Forbes, for example, reports that out of a total population of 5.6 million, little more than 2 million are state pensioners, unemployed, sick or on social transfer payments for other reasons. And another 800,000 are employed by the public sector. That’s half the population employed by the state or sustained by money channeled though the state.
Or, to put it another way, out of 5.6 million people in Denmark, there are only about 1.8 million that are not directly dependent on the state for payments of some sort. And even among this group, there is high focus on cheap, subsidized childcare, free healthcare, child bonus payments, subsidized housin, and a large number of other ways to secure additional income from the state. Just an example: Students get five years of free tuition at state universities and I read of a married student who gets a $900 stipend from the state and free childcare. So, basically, living totally off the state for those university years.
Now, political liberals analyze this all over Europe right now, and everybody says, “These systems are under pressure.” That is the word that is used by liberals. They are under pressure, like most of the entitlement states of Europe. Conservatives say it’s a ticking time bomb. In other words, almost everybody says it can’t go on. The crisis in Greece is the forerunner, and no matter how angry people may get when their entitlements are threatened or taken away, you can’t create tax income out of nowhere. And the support base is not going to be there indefinitely, not to mention other disincentives that plague socialist economies over the long haul.
So, for Bernie Sanders, or anyone else, to commend a Socialism like that of Denmark as the system that is going to do things well for us is shortsighted to say the least. So in general I would say that the impulses of biblical Christianity include:
1. compassion for the disadvantaged;
2. justice under law without respect to status;
3. freedom to create and produce;
4. private property.
And my own sense is that history and reason and further biblical reflection lead to the conclusion that freedom and property rights lead to greater long-term wellbeing, or, like we say today, flourishing for the greatest number.

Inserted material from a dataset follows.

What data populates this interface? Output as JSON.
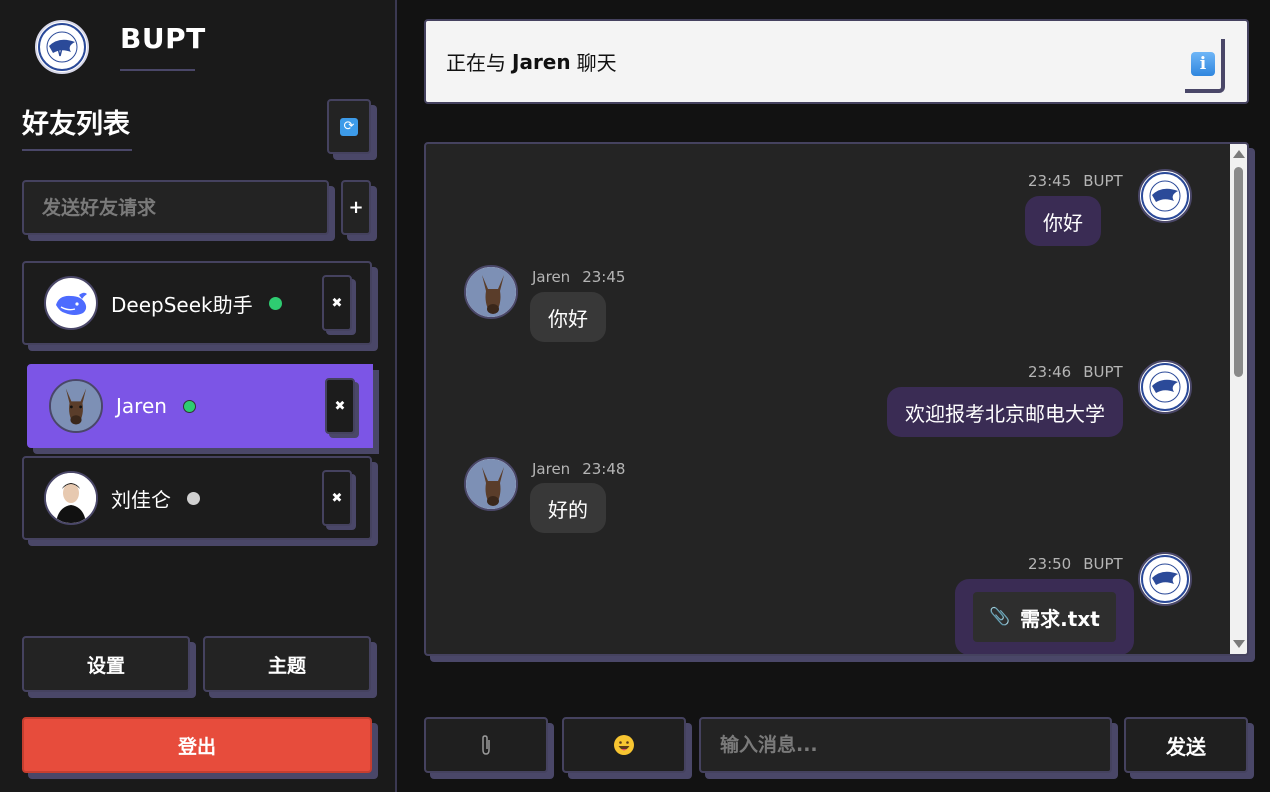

And it should not go unsaid, lastly, that every economic and political system will eventually collapse where there are insufficient moral impulses to restrain human selfishness and encourage honesty and good deeds even when no one is watching.